Restoring Internet Freedom

Notice of Proposed Rulemaking – WC Docket No. 17-108

Background: For almost twenty years, the Internet flourished under a light-touch regulatory approach.

[me] For almost 20 years there was actual competition. There hundreds of independent ISPs. That is why it flourished.

During this time, the Internet underwent rapid, and unprecedented, growth. Internet service providers
(ISPs) invested approximately $1.5 trillion in the Internet ecosystem...

[me] and then consolidation hit. The pie stagnated with stagnated wages for most Americans. We had that huge downturn in 2006-2008. Remember that? Oh, and Verizon spent $26B on FiOS - and didn't get the 50% return they expected. ILECs called for - and received in over 20 states - deregulation.

[me] You know where we are now? Cable is the incumbent voice provider to more than 60% of households. Yeah, the ILECs were fat and happy on rate of return and USF money and fighting with CLECs. They missed the cable threat.

[me] For Telco TV the telcos HAD to invest in their networks for the first time in ages! And the timing was awful.

[me] TV is OTT now. But it wouldn't be without a watchful FCC.

[FCC]The Internet became an ever-increasing part of the American economy, offering new and innovative changes in how we work, learn, receive medical care, and entertain ourselves.

[me] Again wouldn't have happened without competition and a vigilant FCC.

[FCC] The Commission’s 2015 decision to subject ISPs to Title II utility-style regulations risks that innovation, serving ultimately to threaten the open Internet it purported to preserve.

[me] Really, because that regulation didn't affect anything since it was enacted. NOTHING! And Title II didn't affect WAN or Voice development or innovation. You know what destroyed Innovation? Consolidation and Greed.

[me] Monopolists don't know how to innovate or compete except through litigation and buying regulation. Thanks for being a pawn! Bell Labs was a separate entity (like PARC was for XEROX) but that is where all the innovation happened. Nothing new since they sold it off to Lucent.

Best Headlines on Net Neutrality

ISPs Trot Out Old Lies to Defend New Attack on Net Neutrality

Throttling of websites and online services might help customers, FCC says.

The FCC will now take your comments on whether to kill net neutrality. [But the Chair won't listen.]

The Worst Lies From Yesterday's Anti-Net Neutrality Speech

Over 800 Startups Tell FCC's Ajit Pai Not To Kill Net Neutrality
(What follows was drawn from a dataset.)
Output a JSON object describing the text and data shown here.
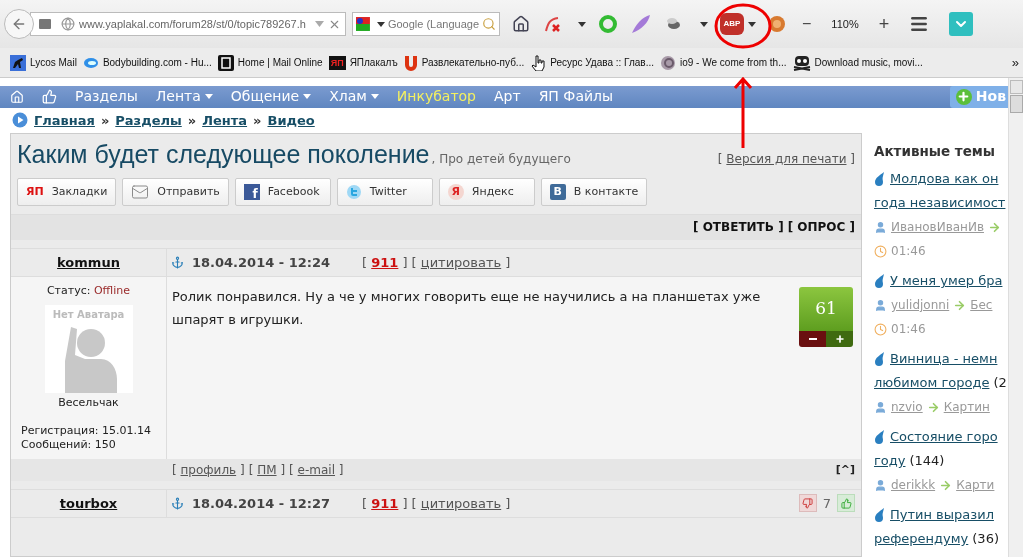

FCC Falsely Claims Net Neutrality Took Away Your Freedom

US ISPs claim to love net neutrality while praising death of net neutrality rules
ISPs say they support net neutrality—but oppose FCC's authority to enforce it.